ANG: Well the process before i came along, was well there was none, that’s why I really came in, the process really wasn’t there. Steve is great at creative and having the vision but there was no process.
STEVE: I mean i was…. i agree with what you have done, but make no mistake I had process in mind but a one man band is very difficult to get everything done.
ANG: Anyways, Slyde is gonna be big, its gonna be everywhere and with every kid.
STEVE: We don’t wanna take over the world, we just wanna bring stoke to everyone that rides. The minute you see that smiles on the kids that ride these boards you can understand why we do it.
How do you not kill each other?

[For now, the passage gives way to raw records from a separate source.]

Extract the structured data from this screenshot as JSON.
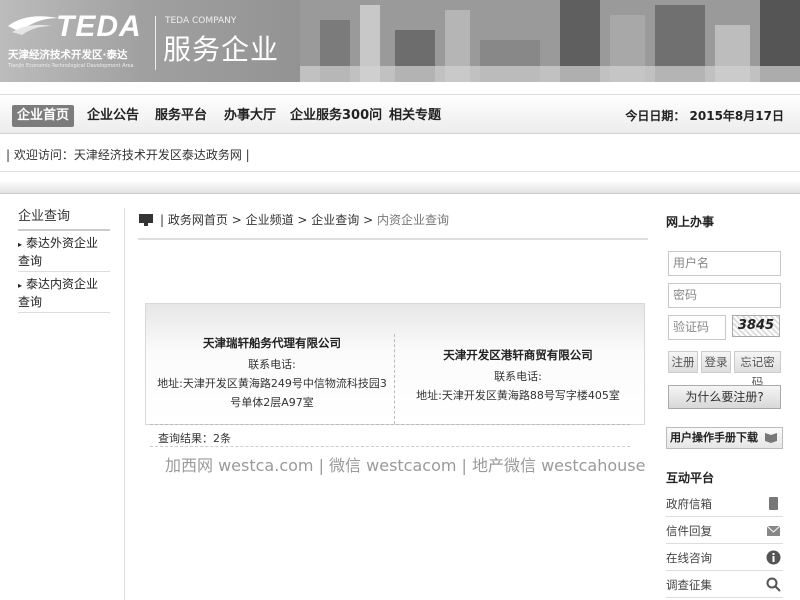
{
  "header": {
    "logo_text": "TEDA",
    "logo_cn": "天津经济技术开发区·泰达",
    "logo_en": "Tianjin Economic-Technological Development Area",
    "company_en": "TEDA COMPANY",
    "company_cn": "服务企业"
  },
  "nav": {
    "items": [
      "企业首页",
      "企业公告",
      "服务平台",
      "办事大厅",
      "企业服务300问",
      "相关专题"
    ],
    "date": "今日日期： 2015年8月17日"
  },
  "welcome": "| 欢迎访问：天津经济技术开发区泰达政务网 |",
  "sidebar": {
    "title": "企业查询",
    "items": [
      "泰达外资企业查询",
      "泰达内资企业查询"
    ]
  },
  "breadcrumb": {
    "sep": " > ",
    "items": [
      "政务网首页",
      "企业频道",
      "企业查询",
      "内资企业查询"
    ]
  },
  "results": {
    "companies": [
      {
        "name": "天津瑞轩船务代理有限公司",
        "phone_label": "联系电话:",
        "address": "地址:天津开发区黄海路249号中信物流科技园3号单体2层A97室"
      },
      {
        "name": "天津开发区港轩商贸有限公司",
        "phone_label": "联系电话:",
        "address": "地址:天津开发区黄海路88号写字楼405室"
      }
    ],
    "count": "查询结果：2条"
  },
  "watermark": "加西网 westca.com | 微信 westcacom | 地产微信 westcahouse",
  "online": {
    "title": "网上办事",
    "username_placeholder": "用户名",
    "password_placeholder": "密码",
    "captcha_placeholder": "验证码",
    "captcha_code": "3845",
    "register": "注册",
    "login": "登录",
    "forgot": "忘记密码",
    "why_register": "为什么要注册?",
    "manual": "用户操作手册下载"
  },
  "interaction": {
    "title": "互动平台",
    "items": [
      "政府信箱",
      "信件回复",
      "在线咨询",
      "调查征集"
    ]
  }
}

Steve: you can see sometimes we do, here’s the secret: don’t hold on to anything, because I have a fierce short-term memory. I also have a very quick temper that can rise up pretty quickly and I’ve learned to try to keep it a bay, but as quickly as you get annoyed with someone is as quickly you need to forget about it. And Ang is very good at that, I’m sure it effects her but I think you have got to just literally remember its just work, its not just a personal thing.
It really isn’t. and I really hate that cliche “well its business not personal” but whatever it really is true because you can’t be like oh I think your idea is shitty or this or that, its all for the good of the business and like we get annoyed at each other, but not often and when we do ten mins later its done.

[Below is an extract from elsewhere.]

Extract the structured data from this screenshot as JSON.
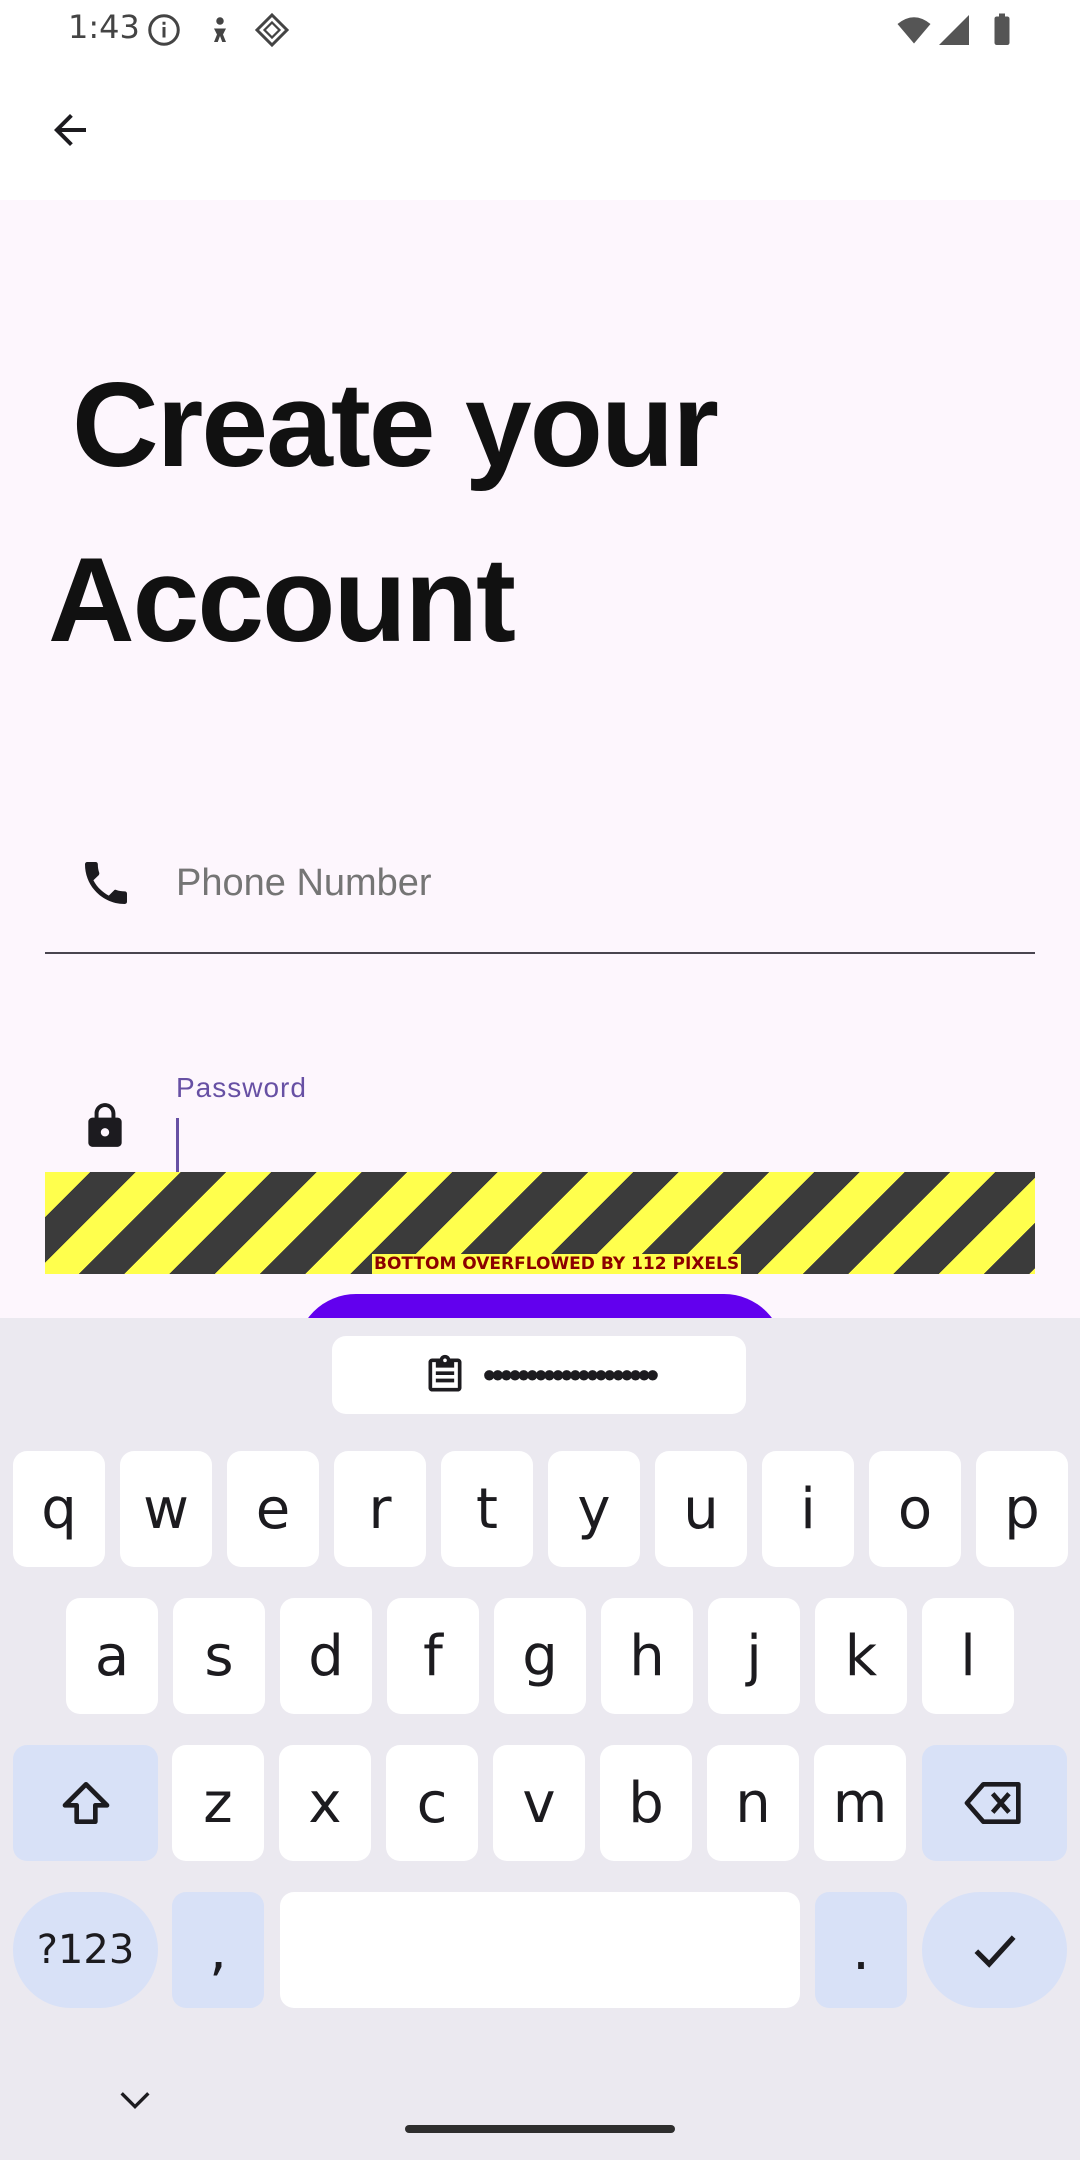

Ang: The biggest thing is that we both have what we are good at and we let each other do what we are good at, we don’t micro manage each other. You know what your good at and I know what you’re good at it, so I don’t ever come across and tell you that you shouldn’t do that, or what I’m good at…

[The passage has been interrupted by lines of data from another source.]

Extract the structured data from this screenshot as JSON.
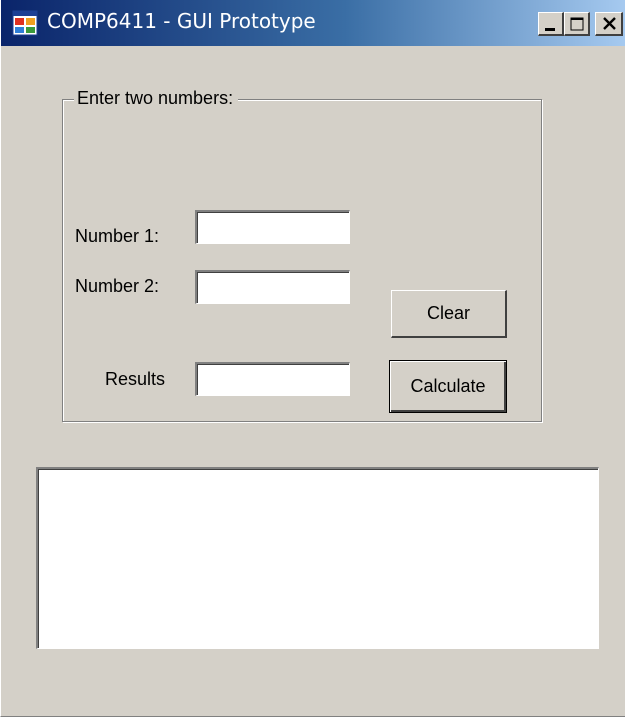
{
  "window": {
    "title": "COMP6411 - GUI Prototype",
    "icon": "windows-form-icon",
    "controls": {
      "minimize_icon": "minimize-icon",
      "maximize_icon": "maximize-icon",
      "close_icon": "close-icon"
    }
  },
  "group": {
    "legend": "Enter two numbers:"
  },
  "fields": {
    "number1": {
      "label": "Number 1:",
      "value": ""
    },
    "number2": {
      "label": "Number 2:",
      "value": ""
    },
    "results": {
      "label": "Results",
      "value": ""
    }
  },
  "buttons": {
    "clear": "Clear",
    "calculate": "Calculate"
  },
  "output": {
    "value": ""
  },
  "colors": {
    "face": "#d4d0c8",
    "titlebar_start": "#0a246a",
    "titlebar_end": "#a6caf0",
    "field_bg": "#ffffff"
  }
}
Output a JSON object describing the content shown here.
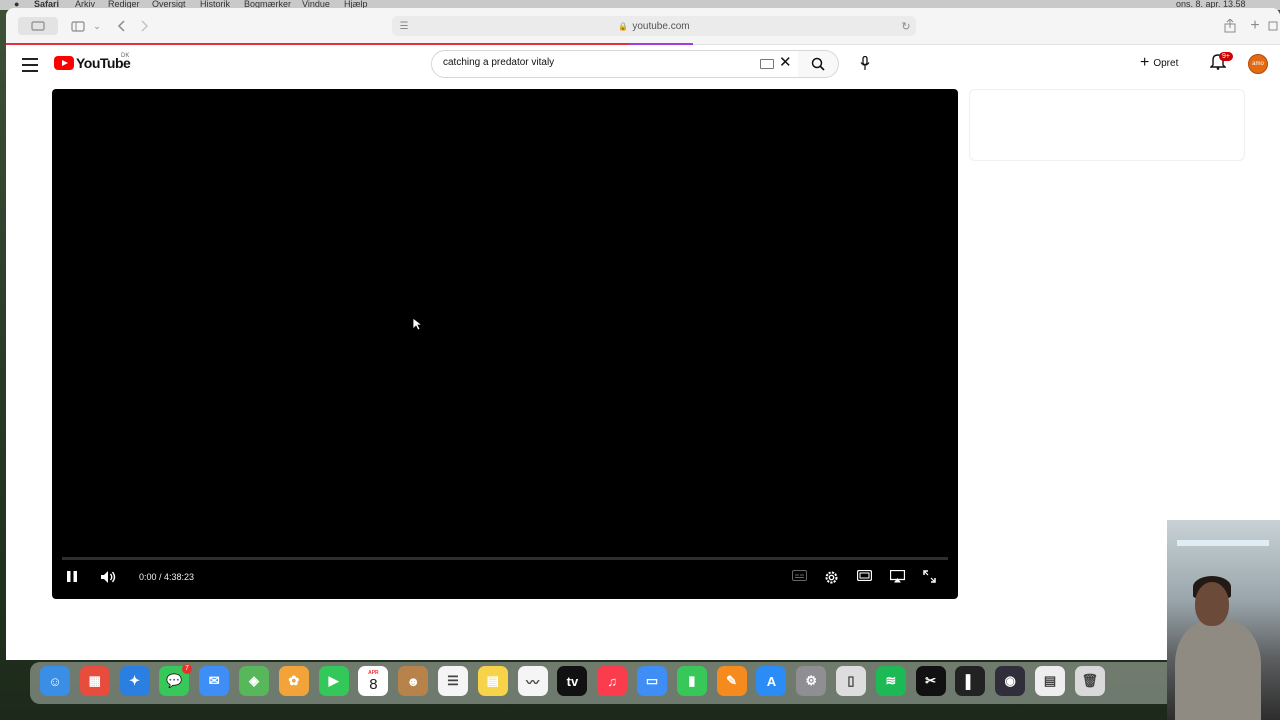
{
  "menubar": {
    "items": [
      "Safari",
      "Arkiv",
      "Rediger",
      "Oversigt",
      "Historik",
      "Bogmærker",
      "Vindue",
      "Hjælp"
    ],
    "clock": "ons. 8. apr. 13.58"
  },
  "browser": {
    "url": "youtube.com"
  },
  "youtube": {
    "logo_text": "YouTube",
    "country_code": "DK",
    "search_query": "catching a predator vitaly",
    "create_label": "Opret",
    "notification_count": "9+",
    "avatar_text": "amo"
  },
  "player": {
    "time_display": "0:00 / 4:38:23",
    "progress": 0
  },
  "dock": {
    "messages_badge": "7",
    "calendar_month": "APR",
    "calendar_day": "8",
    "apps": [
      {
        "name": "finder-icon",
        "color": "#3a8ee6",
        "glyph": "☺"
      },
      {
        "name": "launchpad-icon",
        "color": "#e84c3d",
        "glyph": "▦"
      },
      {
        "name": "safari-icon",
        "color": "#2a7fe0",
        "glyph": "✦"
      },
      {
        "name": "messages-icon",
        "color": "#38c759",
        "glyph": "💬"
      },
      {
        "name": "mail-icon",
        "color": "#3f8ef5",
        "glyph": "✉"
      },
      {
        "name": "maps-icon",
        "color": "#58b65b",
        "glyph": "◈"
      },
      {
        "name": "photos-icon",
        "color": "#f2a33a",
        "glyph": "✿"
      },
      {
        "name": "facetime-icon",
        "color": "#34c759",
        "glyph": "▶"
      },
      {
        "name": "calendar-icon",
        "color": "#ffffff",
        "glyph": ""
      },
      {
        "name": "contacts-icon",
        "color": "#b8834a",
        "glyph": "☻"
      },
      {
        "name": "reminders-icon",
        "color": "#f5f5f5",
        "glyph": "☰"
      },
      {
        "name": "notes-icon",
        "color": "#f7d34a",
        "glyph": "▤"
      },
      {
        "name": "freeform-icon",
        "color": "#f5f5f5",
        "glyph": "〰"
      },
      {
        "name": "appletv-icon",
        "color": "#111111",
        "glyph": "tv"
      },
      {
        "name": "music-icon",
        "color": "#fa3c4c",
        "glyph": "♫"
      },
      {
        "name": "keynote-icon",
        "color": "#3f8ef5",
        "glyph": "▭"
      },
      {
        "name": "numbers-icon",
        "color": "#38c759",
        "glyph": "▮"
      },
      {
        "name": "pages-icon",
        "color": "#f58a1f",
        "glyph": "✎"
      },
      {
        "name": "appstore-icon",
        "color": "#2b8cf5",
        "glyph": "A"
      },
      {
        "name": "settings-icon",
        "color": "#8e8e93",
        "glyph": "⚙"
      },
      {
        "name": "iphone-mirroring-icon",
        "color": "#dddddd",
        "glyph": "▯"
      },
      {
        "name": "spotify-icon",
        "color": "#1db954",
        "glyph": "≋"
      },
      {
        "name": "capcut-icon",
        "color": "#111111",
        "glyph": "✂"
      },
      {
        "name": "stats-icon",
        "color": "#222222",
        "glyph": "▌"
      },
      {
        "name": "obs-icon",
        "color": "#302e3b",
        "glyph": "◉"
      },
      {
        "name": "downloads-icon",
        "color": "#eeeeee",
        "glyph": "▤"
      },
      {
        "name": "trash-icon",
        "color": "#d9d9d9",
        "glyph": "🗑"
      }
    ]
  },
  "colors": {
    "youtube_red": "#ff0000",
    "player_bg": "#000000",
    "badge_red": "#cc0000",
    "loading_bar": "#e1303c"
  }
}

Steve: I don’t think a lot of people could do it, you have to have a very specific two sets of people, (ANG or opposites) because exactly what your saying is that like you do the stuff I don’t enjoy and I do the stuff you don’t enjoy. I think if you had two designers, as an example you would literally want to kill each other because you would be continually fighting about the same stuff because you have so many.
Ang: Just keeping life and work as separate as possible — although we don’t really do that.
Steve: I don’t even think it’s that, i think its because we love what we do we are passionate about it, we love to talk about it. Sometimes I’m like I don’t wanna talk about it anymore. I’m over it I cant talk about work, I just want a beer or something. But that is a part of who we are. We love doing this, we love spending our weekends doing this.
Ang: I can’t have a better life than working with my husband (Steve: ha let’s not get overboard) and loving what i do.
Words to Live By? WHere do you see this going
ANG: My favorite is, and he says this all the time, “if your not working, someone else is and they will beat you.” and that’s what you have to think about on holidays, weekends, Sunday nights what ever it is if your not doing it someone else will.
Ang: So, obviously this is Steve’s passion where does yours come into play how did you make that leap from passion to your passion to his passion- not being as surf involved. You obviously have to be passionate to do it?
Ang: Because it is something I have always aspired to be. What young person doesn’t look up to surfers, and are like oh that’s so cool I wish I could do that. The culture of it, is what attracted me to move to California is the whole California dream, the sun the beach, surfer dudes. With Slyde I see anyone able to do it, whether they live in California, or only have a month of two on the east coast- where the weather is good enough to go in the water. It’s just the culture always looked up to and wanted to be a part of.
Thanks for reading & being an Epic part of the Slyde Culture & Community
Originally published at www.slydehandboards.com.